Email has a fundamentally flawed paradigm for communication. It assumes that tasks come from communication, whereas communication is actually rooted in the context of what you’re already doing. With e-mail, you sent me this, now I need to act on it. But in real life, I’ll tell my co-founder Chase to get me some metrics from our server logs because “send jake the metrics” is on my to do list. The “what you are already doing” is held in whatever you’re using to keep track of the things in your life, whether it’s Fetchnotes or something else, and communication must be an outgrowth of that rather than the other way around.

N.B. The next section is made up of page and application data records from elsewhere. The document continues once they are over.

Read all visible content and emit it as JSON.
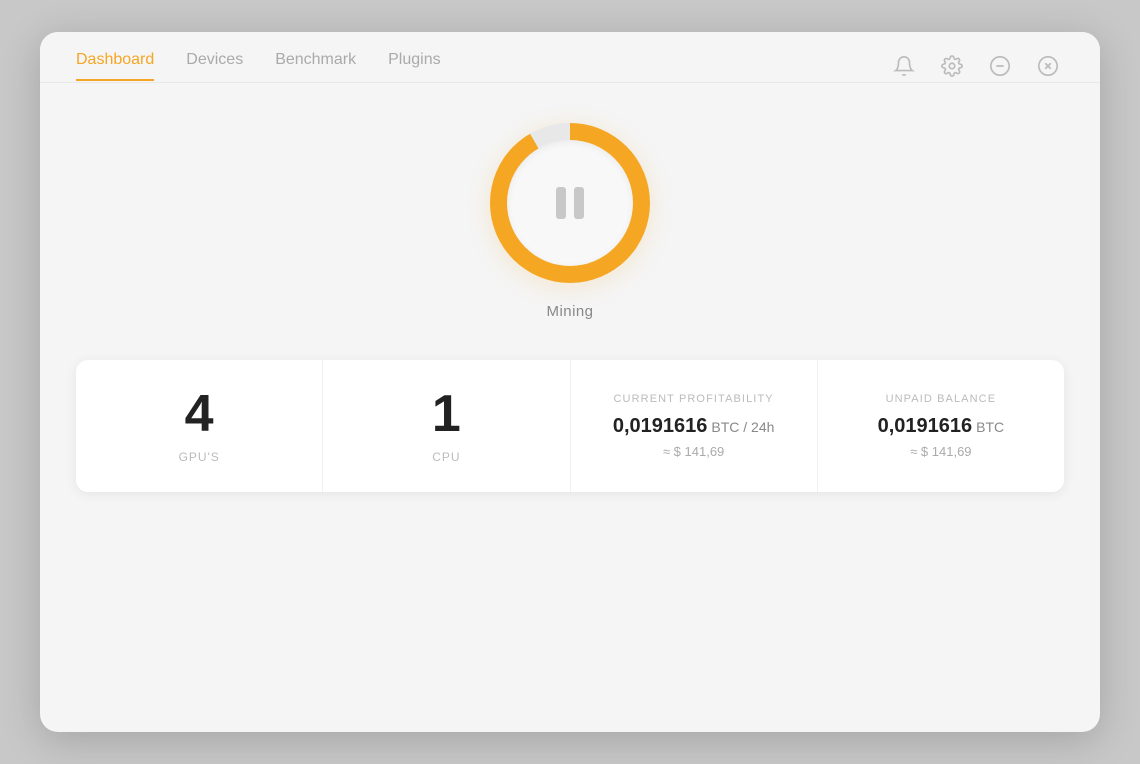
{
  "nav": {
    "items": [
      {
        "label": "Dashboard",
        "active": true
      },
      {
        "label": "Devices",
        "active": false
      },
      {
        "label": "Benchmark",
        "active": false
      },
      {
        "label": "Plugins",
        "active": false
      }
    ]
  },
  "icons": {
    "bell": "bell-icon",
    "gear": "gear-icon",
    "minus": "minimize-icon",
    "close": "close-icon"
  },
  "mining": {
    "status_label": "Mining"
  },
  "stats": [
    {
      "value": "4",
      "label": "GPU'S"
    },
    {
      "value": "1",
      "label": "CPU"
    },
    {
      "section_label": "CURRENT PROFITABILITY",
      "btc_value": "0,0191616",
      "btc_unit": "BTC / 24h",
      "approx": "≈ $ 141,69"
    },
    {
      "section_label": "UNPAID BALANCE",
      "btc_value": "0,0191616",
      "btc_unit": "BTC",
      "approx": "≈ $ 141,69"
    }
  ]
}
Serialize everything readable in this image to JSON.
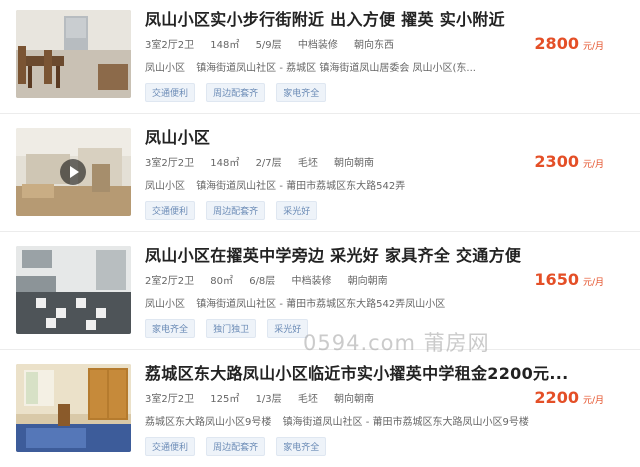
{
  "listings": [
    {
      "title": "凤山小区实小步行街附近 出入方便 擢英 实小附近",
      "layout": "3室2厅2卫",
      "area": "148㎡",
      "floor": "5/9层",
      "decoration": "中档装修",
      "orientation": "朝向东西",
      "address": [
        "凤山小区",
        "镇海街道凤山社区 - 荔城区 镇海街道凤山居委会 凤山小区(东..."
      ],
      "tags": [
        "交通便利",
        "周边配套齐",
        "家电齐全"
      ],
      "price": "2800",
      "unit": "元/月",
      "has_video": false
    },
    {
      "title": "凤山小区",
      "layout": "3室2厅2卫",
      "area": "148㎡",
      "floor": "2/7层",
      "decoration": "毛坯",
      "orientation": "朝向朝南",
      "address": [
        "凤山小区",
        "镇海街道凤山社区 - 莆田市荔城区东大路542弄"
      ],
      "tags": [
        "交通便利",
        "周边配套齐",
        "采光好"
      ],
      "price": "2300",
      "unit": "元/月",
      "has_video": true
    },
    {
      "title": "凤山小区在擢英中学旁边 采光好 家具齐全 交通方便",
      "layout": "2室2厅2卫",
      "area": "80㎡",
      "floor": "6/8层",
      "decoration": "中档装修",
      "orientation": "朝向朝南",
      "address": [
        "凤山小区",
        "镇海街道凤山社区 - 莆田市荔城区东大路542弄凤山小区"
      ],
      "tags": [
        "家电齐全",
        "独门独卫",
        "采光好"
      ],
      "price": "1650",
      "unit": "元/月",
      "has_video": false
    },
    {
      "title": "荔城区东大路凤山小区临近市实小擢英中学租金2200元...",
      "layout": "3室2厅2卫",
      "area": "125㎡",
      "floor": "1/3层",
      "decoration": "毛坯",
      "orientation": "朝向朝南",
      "address": [
        "荔城区东大路凤山小区9号楼",
        "镇海街道凤山社区 - 莆田市荔城区东大路凤山小区9号楼"
      ],
      "tags": [
        "交通便利",
        "周边配套齐",
        "家电齐全"
      ],
      "price": "2200",
      "unit": "元/月",
      "has_video": false
    }
  ],
  "watermark": "0594.com 莆房网"
}
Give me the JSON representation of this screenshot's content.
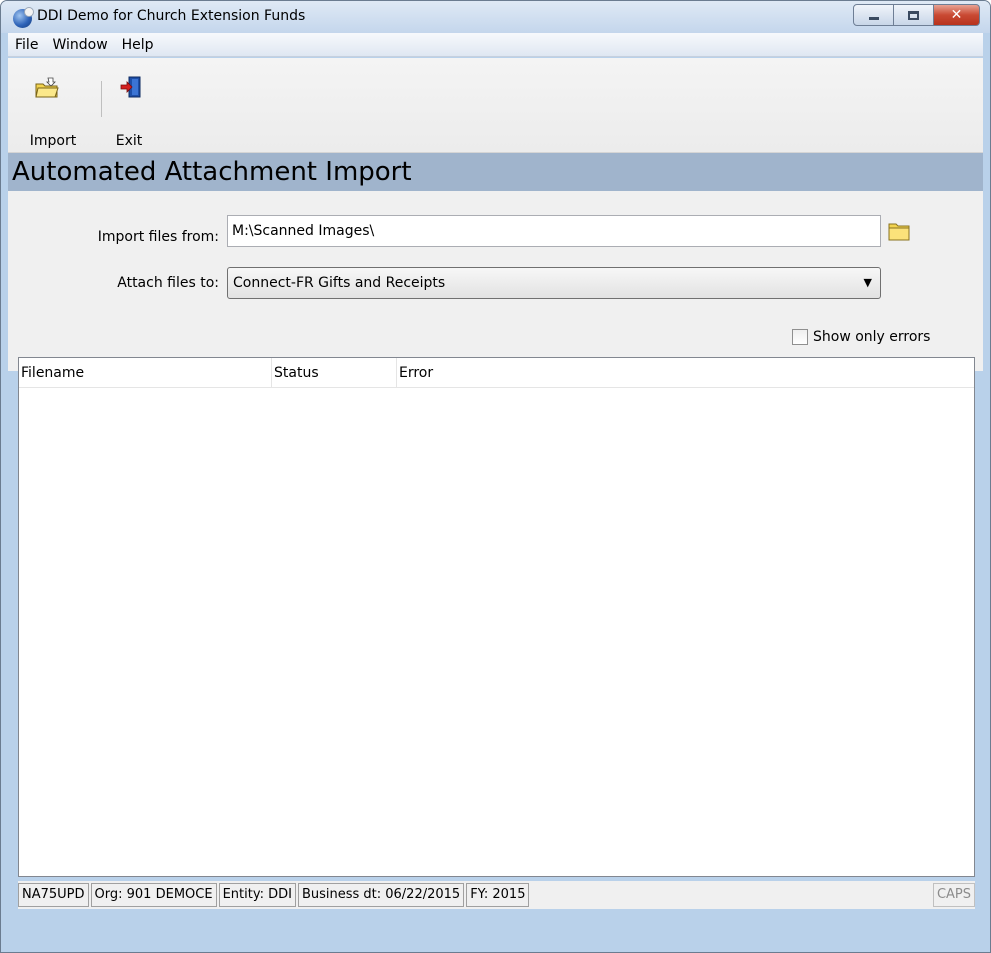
{
  "window": {
    "title": "DDI Demo for Church Extension Funds",
    "icon": "app-globe-icon",
    "controls": {
      "minimize": "minimize-icon",
      "maximize": "maximize-icon",
      "close": "✕"
    }
  },
  "menu": {
    "file": "File",
    "window": "Window",
    "help": "Help"
  },
  "toolbar": {
    "import_label": "Import",
    "import_icon": "open-folder-icon",
    "exit_label": "Exit",
    "exit_icon": "exit-door-icon"
  },
  "section": {
    "title": "Automated Attachment Import"
  },
  "form": {
    "import_from_label": "Import files from:",
    "import_from_value": "M:\\Scanned Images\\",
    "browse_icon": "folder-icon",
    "attach_to_label": "Attach files to:",
    "attach_to_value": "Connect-FR Gifts and Receipts",
    "show_only_errors_label": "Show only errors",
    "show_only_errors_checked": false
  },
  "list": {
    "columns": [
      "Filename",
      "Status",
      "Error"
    ],
    "rows": []
  },
  "status_bar": {
    "user": "NA75UPD",
    "org": "Org: 901 DEMOCE",
    "entity": "Entity: DDI",
    "business_date": "Business dt: 06/22/2015",
    "fiscal_year": "FY: 2015",
    "caps": "CAPS"
  },
  "colors": {
    "window_frame": "#b9d1ea",
    "section_header": "#a0b4cc",
    "panel_bg": "#f0f0f0",
    "close_button": "#c94a33"
  }
}
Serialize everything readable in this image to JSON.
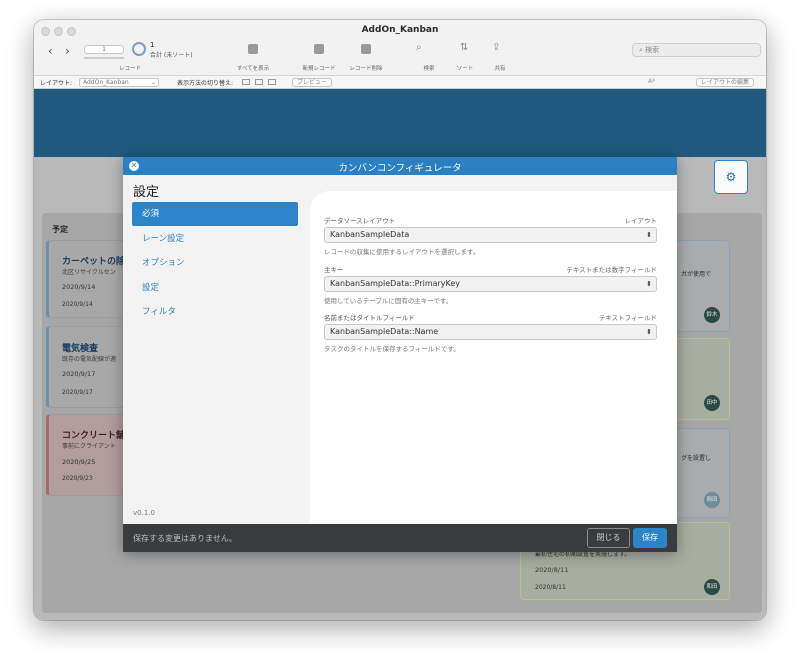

We need to stop building improvements to email. All the cool plugins, new clients and other innovations on the inbox itself are like building ways to make a candle wick burn longer instead of inventing the light bulb. I’m not sure we need a “to do list protocol” as the essay suggests, or what that would even look like, but we need something that is platform-agnostic and that gets communication out of your inbox into a place you can act on it. It must work with email but it must not be inside email. I suspect that rather than one “email killer,” we’ll find that email is slowly eliminated by a couple of specific tools that in aggregate take care of our electronic communication. We’ve got a lot of work in front of us, but we want to make Fetchnotes one of them.
Alex Schiff is the co-founder and CEO of Fetchnotes.
Last Sunday night, I went to a Father’s Day barbeque at my girlfriend’s dad’s house. I had been working all afternoon on writing a guest blog post for LaunchRock (which you can read here), so it was a welcome break. Around 8:30PM, I got up and said, “Thanks for having me, but I’ve gotta get home for our design session.”
My weekends look a lot like my weekdays. I sleep in a little later, and I try to go to the gym, but for the most part I’m still working four hours or so during the afternoon and typically another few hours at night when I get home. The funny thing is, I don’t mind at all. In fact, I really like it.
My family will be the first to point out that I’m terrible at relaxing. I just get really antsy and unhappy when I spend too much time away from my work. Sure, I screw around on the Internet or go out with friends from time to time, but the work/play algorithm in my brain is severely dysfunctional.
That’s probably because the work part is tightly integrated with the fun part. I love what I’m doing. Seeing “Power Design Session with Ben and Loui” on my calendar on a Sunday night makes me excited in a classic nerdy entrepreneur sort of way. I also feel kind of guilty when I don’t work on the weekends since I know that Chase is coding nearly every Saturday and Sunday (and Monday…and Tuesday…well you get the point). I’m really bad at “checking out.” As I wrote in, I’m Terrified of Being Normal, I was running financial model projections in line for a roller coaster a couple weeks ago.
Eric Stromberg recently wrote a post about joining a startup that sums me up perfectly:
A nice way to tell if you have a passion for what you are working on is to ask this: Do your weekends look a lot like your weekdays? When you get home from work, do you find yourself wanting *more*? Do your ears perk up whenever someone talks about a certain subject? Do you feel compelled to ask questions and really listen to the answers? That’s passion, and it fuels a competitive advantage that can’t be faked. It’s what drives you to work when you don’t have to, to think about new solutions to old problems when everyone else is spending the weekend flipping the “work” switch off.
Yup, welcome to my life. I’m the type of person that wishes every weekend was like a Startup Weekend. It’s a little sad, but it’s the competitive advantage us scrappy entrepreneurs have over the big guys.
And hey, if you’re going to dedicate an obscene amount of hours per week to something, you might as well have fun with it right?